  • Lucid Motors eyes production plant in Kingdom after raising more than $1bn from the Public Investment Fund
  • California-based electric-car maker hopes to sell first vehicles for more than $100,000 

LONDON: A US-based electric-vehicle company that raised more than $1 billion from Saudi Arabia wants to build a factory in the Kingdom, and says its mission to build “the best car in the world” is well underway. 

The California-based Lucid Motors is developing its first model, the Air, which it hopes to sell for more than $100,000 when it enters production in less than two years’ time. 

Financial backing from Saudi Arabia’s Public Investment Fund (PIF), announced last year, will allow Lucid to proceed with the development of the all-electric sedan, as well as fund the $240 million cost of building the first phase of its factory in the US.

Peter Rawlinson, chief technology officer at Lucid Motors — and a former engineer at rival Tesla — said the company wants to eventually build a production plant in Saudi Arabia, and sees a “long-term” partnership with the Kingdom.

“I can see a really bright future, with a tangible manufacturing facility or facilities,” Rawlinson told Arab News.

“We’d love to do that … We’re currently in a period where we are investigating all these options. 

“There is a vision that there will be some sort of production facility in the future.”

Rawlinson added that it is “early days” for such a plan, but said he sees many opportunities for electric vehicles in Saudi Arabia — not least, because of the abundant sunshine and potential for solar power.

“We are undertaking the appropriate studies, but I’m really excited about the potential of this. This partnership is huge for us; we can benefit the Kingdom of Saudi Arabia in a significant, meaningful and long-term manner,” he said. 

“One of the great assets of the Kingdom is its endless reserves of sunshine, and how that can be harvested with solar energy. We’re a battery-storage technology company; that’s a way we could contribute. We’re exploring a number of avenues along those lines.”

Lucid is positioning itself in the luxury market, and Rawlinson said its Air model is looking to compete with the likes of the Mercedes-Benz S-Class. The Lucid Air is the company’s first car, but Rawlinson said an initial public offering (IPO) could be on the cards to develop future models.

The engineer brushed off the idea of a competitive threat from Elon Musk’s Tesla, where he once worked as chief engineer for the Model S.
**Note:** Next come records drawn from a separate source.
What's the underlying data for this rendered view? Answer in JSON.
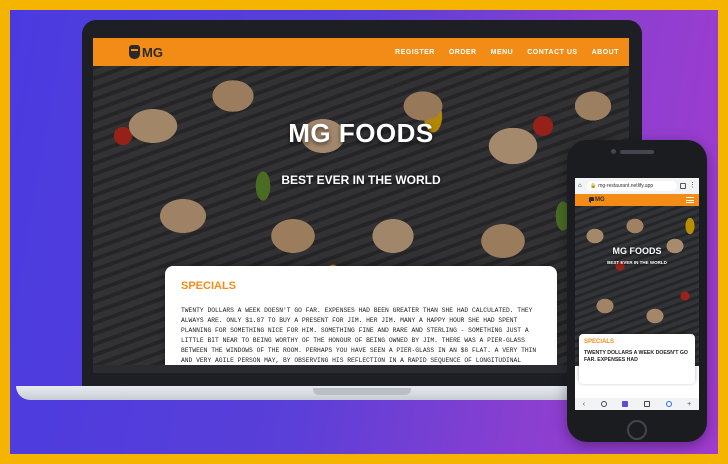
{
  "site": {
    "logo_text": "MG",
    "nav": [
      "REGISTER",
      "ORDER",
      "MENU",
      "CONTACT US",
      "ABOUT"
    ],
    "hero_title": "MG FOODS",
    "hero_subtitle": "BEST EVER IN THE WORLD",
    "specials_heading": "SPECIALS",
    "specials_text": "TWENTY DOLLARS A WEEK DOESN'T GO FAR. EXPENSES HAD BEEN GREATER THAN SHE HAD CALCULATED. THEY ALWAYS ARE. ONLY $1.87 TO BUY A PRESENT FOR JIM. HER JIM. MANY A HAPPY HOUR SHE HAD SPENT PLANNING FOR SOMETHING NICE FOR HIM. SOMETHING FINE AND RARE AND STERLING - SOMETHING JUST A LITTLE BIT NEAR TO BEING WORTHY OF THE HONOUR OF BEING OWNED BY JIM. THERE WAS A PIER-GLASS BETWEEN THE WINDOWS OF THE ROOM. PERHAPS YOU HAVE SEEN A PIER-GLASS IN AN $8 FLAT. A VERY THIN AND VERY AGILE PERSON MAY, BY OBSERVING HIS REFLECTION IN A RAPID SEQUENCE OF LONGITUDINAL STRIPS, OBTAIN A FAIRLY ACCURATE"
  },
  "mobile": {
    "url": "mg-restaurant.netlify.app",
    "logo_text": "MG",
    "hero_title": "MG FOODS",
    "hero_subtitle": "BEST EVER IN THE WORLD",
    "specials_heading": "SPECIALS",
    "specials_text": "TWENTY DOLLARS A WEEK DOESN'T GO FAR. EXPENSES HAD"
  },
  "colors": {
    "accent": "#f28c17",
    "frame": "#f5b400",
    "background_gradient": [
      "#4a3be0",
      "#a03ccf"
    ]
  }
}
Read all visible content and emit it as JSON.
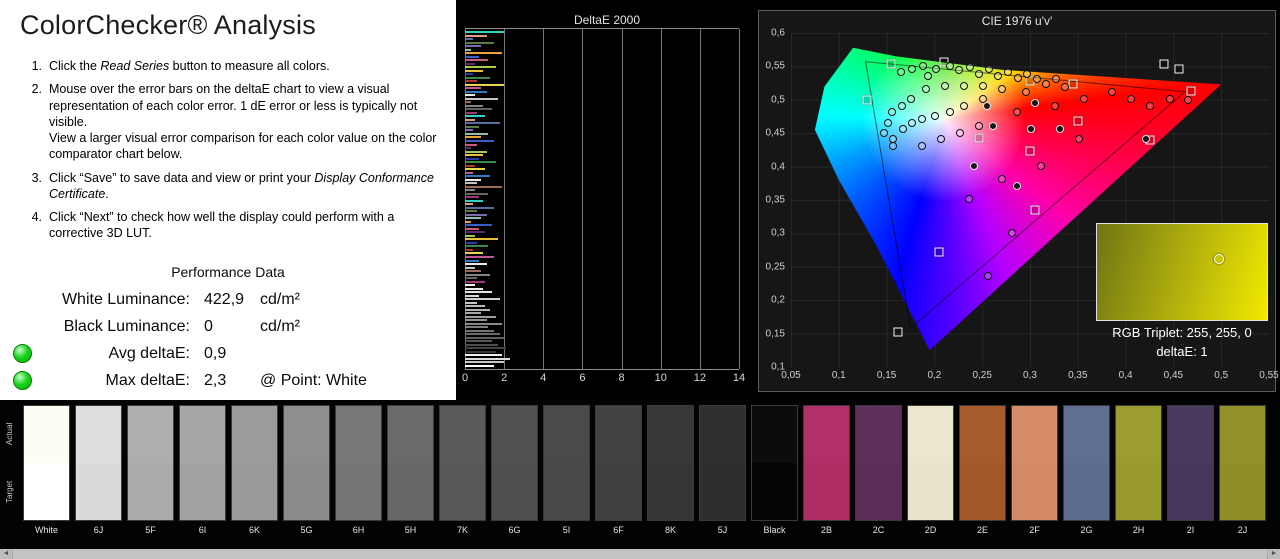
{
  "left_panel": {
    "title": "ColorChecker® Analysis",
    "instructions": [
      [
        {
          "t": "Click the "
        },
        {
          "t": "Read Series",
          "i": true
        },
        {
          "t": " button to measure all colors."
        }
      ],
      [
        {
          "t": "Mouse over the error bars on the deltaE chart to view a visual representation of each color error. 1 dE error or less is typically not visible.\nView a larger visual error comparison for each color value on the color comparator chart below."
        }
      ],
      [
        {
          "t": "Click “Save” to save data and view or print your "
        },
        {
          "t": "Display Conformance Certificate",
          "i": true
        },
        {
          "t": "."
        }
      ],
      [
        {
          "t": "Click “Next” to check how well the display could perform with a corrective 3D LUT."
        }
      ]
    ],
    "performance": {
      "heading": "Performance Data",
      "dot_color": "#1fd41f",
      "rows": [
        {
          "label": "White Luminance:",
          "value": "422,9",
          "unit": "cd/m²",
          "dot": false
        },
        {
          "label": "Black Luminance:",
          "value": "0",
          "unit": "cd/m²",
          "dot": false
        },
        {
          "label": "Avg deltaE:",
          "value": "0,9",
          "unit": "",
          "dot": true
        },
        {
          "label": "Max deltaE:",
          "value": "2,3",
          "unit": "@ Point: White",
          "dot": true
        }
      ]
    }
  },
  "chart_data": [
    {
      "type": "bar",
      "title": "DeltaE 2000",
      "orientation": "horizontal",
      "xlabel": "",
      "ylabel": "",
      "xlim": [
        0,
        14
      ],
      "xticks": [
        "0",
        "2",
        "4",
        "6",
        "8",
        "10",
        "12",
        "14"
      ],
      "values": [
        2.0,
        1.1,
        0.4,
        1.5,
        0.8,
        0.3,
        1.9,
        0.7,
        1.2,
        0.5,
        1.6,
        0.9,
        0.4,
        1.3,
        0.6,
        2.0,
        0.8,
        1.1,
        0.5,
        1.7,
        0.3,
        0.9,
        1.4,
        0.6,
        1.0,
        0.5,
        1.8,
        0.7,
        0.4,
        1.2,
        0.8,
        1.5,
        0.6,
        0.3,
        1.1,
        0.9,
        0.7,
        1.6,
        0.5,
        1.0,
        0.4,
        1.3,
        0.8,
        0.6,
        1.9,
        0.5,
        1.2,
        0.7,
        0.9,
        0.4,
        1.5,
        0.6,
        1.1,
        0.8,
        0.3,
        1.4,
        0.7,
        1.0,
        0.5,
        1.7,
        0.6,
        1.2,
        0.4,
        0.9,
        1.5,
        0.7,
        1.1,
        0.5,
        0.8,
        1.3,
        0.6,
        1.0,
        0.5,
        0.9,
        1.4,
        0.7,
        1.8,
        0.6,
        1.0,
        1.3,
        0.8,
        1.6,
        1.1,
        1.9,
        1.2,
        1.5,
        1.8,
        2.0,
        1.4,
        1.7,
        2.1,
        1.6,
        1.9,
        2.3,
        2.0,
        1.5
      ],
      "colors": [
        "#35d0c0",
        "#d99e84",
        "#5a6e9e",
        "#5d7a44",
        "#7a6aae",
        "#8fc0ae",
        "#e8a23c",
        "#3a5ec8",
        "#c85a80",
        "#582d68",
        "#aac84c",
        "#e8c23e",
        "#2a3ca8",
        "#3e8a46",
        "#b03634",
        "#e8d44c",
        "#bc5a96",
        "#2a7ec0",
        "#e8e8e4",
        "#c4c4c4",
        "#9a6a52",
        "#848484",
        "#646464",
        "#9c3a78",
        "#35d0c0",
        "#d99e84",
        "#5a6e9e",
        "#5d7a44",
        "#7a6aae",
        "#8fc0ae",
        "#e8a23c",
        "#3a5ec8",
        "#c85a80",
        "#582d68",
        "#aac84c",
        "#e8c23e",
        "#2a3ca8",
        "#3e8a46",
        "#b03634",
        "#e8d44c",
        "#bc5a96",
        "#2a7ec0",
        "#e8e8e4",
        "#c4c4c4",
        "#9a6a52",
        "#848484",
        "#646464",
        "#9c3a78",
        "#35d0c0",
        "#d99e84",
        "#5a6e9e",
        "#5d7a44",
        "#7a6aae",
        "#8fc0ae",
        "#e8a23c",
        "#3a5ec8",
        "#c85a80",
        "#582d68",
        "#aac84c",
        "#e8c23e",
        "#2a3ca8",
        "#3e8a46",
        "#b03634",
        "#e8d44c",
        "#bc5a96",
        "#2a7ec0",
        "#e8e8e4",
        "#c4c4c4",
        "#9a6a52",
        "#848484",
        "#646464",
        "#9c3a78",
        "#f6f6f6",
        "#ececec",
        "#e2e2e2",
        "#d8d8d8",
        "#cecece",
        "#c4c4c4",
        "#bababa",
        "#b0b0b0",
        "#a6a6a6",
        "#9c9c9c",
        "#929292",
        "#888888",
        "#7e7e7e",
        "#747474",
        "#6a6a6a",
        "#606060",
        "#565656",
        "#4c4c4c",
        "#424242",
        "#383838",
        "#f0f0f0",
        "#dcdcdc",
        "#c8c8c8",
        "#fafafa"
      ]
    },
    {
      "type": "scatter",
      "title": "CIE 1976 u'v'",
      "xlim": [
        0.05,
        0.55
      ],
      "ylim": [
        0.1,
        0.6
      ],
      "xticks": [
        "0,05",
        "0,1",
        "0,15",
        "0,2",
        "0,25",
        "0,3",
        "0,35",
        "0,4",
        "0,45",
        "0,5",
        "0,55"
      ],
      "yticks": [
        "0,6",
        "0,55",
        "0,5",
        "0,45",
        "0,4",
        "0,35",
        "0,3",
        "0,25",
        "0,2",
        "0,15",
        "0,1"
      ],
      "gamut_polygon_uv": [
        [
          0.115,
          0.578
        ],
        [
          0.16,
          0.565
        ],
        [
          0.27,
          0.545
        ],
        [
          0.5,
          0.523
        ],
        [
          0.195,
          0.125
        ],
        [
          0.14,
          0.28
        ],
        [
          0.1,
          0.38
        ],
        [
          0.075,
          0.455
        ],
        [
          0.085,
          0.52
        ]
      ],
      "target_triangle_uv": [
        [
          0.128,
          0.557
        ],
        [
          0.462,
          0.512
        ],
        [
          0.175,
          0.158
        ]
      ],
      "points": [
        [
          0.155,
          0.553,
          "s"
        ],
        [
          0.21,
          0.557,
          "s"
        ],
        [
          0.3,
          0.528,
          "s"
        ],
        [
          0.345,
          0.523,
          "s"
        ],
        [
          0.44,
          0.554,
          "s"
        ],
        [
          0.456,
          0.546,
          "s"
        ],
        [
          0.468,
          0.513,
          "s"
        ],
        [
          0.35,
          0.468,
          "s"
        ],
        [
          0.3,
          0.423,
          "s"
        ],
        [
          0.247,
          0.443,
          "s"
        ],
        [
          0.305,
          0.335,
          "s"
        ],
        [
          0.205,
          0.272,
          "s"
        ],
        [
          0.162,
          0.152,
          "s"
        ],
        [
          0.425,
          0.44,
          "s"
        ],
        [
          0.13,
          0.5,
          "s"
        ],
        [
          0.165,
          0.541,
          "c"
        ],
        [
          0.177,
          0.546,
          "c"
        ],
        [
          0.188,
          0.551,
          "c"
        ],
        [
          0.193,
          0.536,
          "c"
        ],
        [
          0.202,
          0.546,
          "c"
        ],
        [
          0.216,
          0.551,
          "c"
        ],
        [
          0.226,
          0.544,
          "c"
        ],
        [
          0.237,
          0.549,
          "c"
        ],
        [
          0.247,
          0.539,
          "c"
        ],
        [
          0.257,
          0.546,
          "c"
        ],
        [
          0.267,
          0.536,
          "c"
        ],
        [
          0.277,
          0.541,
          "c"
        ],
        [
          0.287,
          0.533,
          "c"
        ],
        [
          0.297,
          0.539,
          "c"
        ],
        [
          0.307,
          0.531,
          "c"
        ],
        [
          0.317,
          0.523,
          "c"
        ],
        [
          0.327,
          0.531,
          "c"
        ],
        [
          0.337,
          0.519,
          "c"
        ],
        [
          0.296,
          0.511,
          "c"
        ],
        [
          0.271,
          0.516,
          "c"
        ],
        [
          0.251,
          0.521,
          "c"
        ],
        [
          0.231,
          0.521,
          "c"
        ],
        [
          0.211,
          0.521,
          "c"
        ],
        [
          0.191,
          0.516,
          "c"
        ],
        [
          0.176,
          0.501,
          "c"
        ],
        [
          0.166,
          0.491,
          "c"
        ],
        [
          0.156,
          0.481,
          "c"
        ],
        [
          0.151,
          0.466,
          "c"
        ],
        [
          0.147,
          0.451,
          "c"
        ],
        [
          0.157,
          0.441,
          "c"
        ],
        [
          0.167,
          0.456,
          "c"
        ],
        [
          0.177,
          0.466,
          "c"
        ],
        [
          0.187,
          0.471,
          "c"
        ],
        [
          0.201,
          0.476,
          "c"
        ],
        [
          0.216,
          0.481,
          "c"
        ],
        [
          0.231,
          0.491,
          "c"
        ],
        [
          0.251,
          0.501,
          "c"
        ],
        [
          0.157,
          0.431,
          "c"
        ],
        [
          0.187,
          0.431,
          "c"
        ],
        [
          0.207,
          0.441,
          "c"
        ],
        [
          0.227,
          0.451,
          "c"
        ],
        [
          0.247,
          0.461,
          "c"
        ],
        [
          0.286,
          0.481,
          "c"
        ],
        [
          0.326,
          0.491,
          "c"
        ],
        [
          0.356,
          0.501,
          "c"
        ],
        [
          0.386,
          0.511,
          "c"
        ],
        [
          0.406,
          0.501,
          "c"
        ],
        [
          0.426,
          0.491,
          "c"
        ],
        [
          0.446,
          0.501,
          "c"
        ],
        [
          0.465,
          0.499,
          "c"
        ],
        [
          0.351,
          0.441,
          "c"
        ],
        [
          0.311,
          0.401,
          "c"
        ],
        [
          0.271,
          0.381,
          "c"
        ],
        [
          0.236,
          0.351,
          "c"
        ],
        [
          0.281,
          0.301,
          "c"
        ],
        [
          0.256,
          0.236,
          "c"
        ],
        [
          0.261,
          0.461,
          "d"
        ],
        [
          0.301,
          0.456,
          "d"
        ],
        [
          0.241,
          0.401,
          "d"
        ],
        [
          0.286,
          0.371,
          "d"
        ],
        [
          0.331,
          0.456,
          "d"
        ],
        [
          0.421,
          0.441,
          "d"
        ],
        [
          0.305,
          0.495,
          "d"
        ],
        [
          0.255,
          0.49,
          "d"
        ]
      ]
    }
  ],
  "tooltip": {
    "rgb_label": "RGB Triplet: 255, 255, 0",
    "deltae_label": "deltaE: 1",
    "swatch_dark": "#6e7513",
    "swatch_mid": "#aaa90e",
    "swatch_bright": "#f2ea00"
  },
  "comparator": {
    "actual_label": "Actual",
    "target_label": "Target",
    "patches": [
      {
        "label": "White",
        "a": "#fdfdf4",
        "t": "#ffffff"
      },
      {
        "label": "6J",
        "a": "#dedede",
        "t": "#dadada"
      },
      {
        "label": "5F",
        "a": "#aeaeae",
        "t": "#ababab"
      },
      {
        "label": "6I",
        "a": "#a6a6a6",
        "t": "#a3a3a3"
      },
      {
        "label": "6K",
        "a": "#9c9c9c",
        "t": "#999999"
      },
      {
        "label": "5G",
        "a": "#8e8e8e",
        "t": "#8b8b8b"
      },
      {
        "label": "6H",
        "a": "#787878",
        "t": "#757575"
      },
      {
        "label": "5H",
        "a": "#6a6a6a",
        "t": "#676767"
      },
      {
        "label": "7K",
        "a": "#5a5a5a",
        "t": "#585858"
      },
      {
        "label": "6G",
        "a": "#515151",
        "t": "#4f4f4f"
      },
      {
        "label": "5I",
        "a": "#4a4a4a",
        "t": "#484848"
      },
      {
        "label": "6F",
        "a": "#434343",
        "t": "#414141"
      },
      {
        "label": "8K",
        "a": "#373737",
        "t": "#353535"
      },
      {
        "label": "5J",
        "a": "#303030",
        "t": "#2e2e2e"
      },
      {
        "label": "Black",
        "a": "#0c0c0c",
        "t": "#050505"
      },
      {
        "label": "2B",
        "a": "#b23067",
        "t": "#ae2e64"
      },
      {
        "label": "2C",
        "a": "#5e2f5b",
        "t": "#5b2d58"
      },
      {
        "label": "2D",
        "a": "#ebe6cc",
        "t": "#e8e3c8"
      },
      {
        "label": "2E",
        "a": "#a65b2b",
        "t": "#a35828"
      },
      {
        "label": "2F",
        "a": "#d78c68",
        "t": "#d48965"
      },
      {
        "label": "2G",
        "a": "#5f6f93",
        "t": "#5c6c90"
      },
      {
        "label": "2H",
        "a": "#9c9d31",
        "t": "#999a2e"
      },
      {
        "label": "2I",
        "a": "#483b5f",
        "t": "#45385c"
      },
      {
        "label": "2J",
        "a": "#91932a",
        "t": "#8e9027"
      }
    ]
  },
  "scrollbar": {
    "left_glyph": "◄",
    "right_glyph": "►"
  }
}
“We don’t see Tesla as a key, direct competitor. We see the German gasoline cars — the petrol engine cars … as our core competitive set,” he said. 

“I’ve spoken to many people … who would gladly buy an electric car but say they’re not going to give up their Mercedes-Benz to buy a Tesla because of the interior. You’ve only got to step inside a Tesla to realize it’s not true luxury.”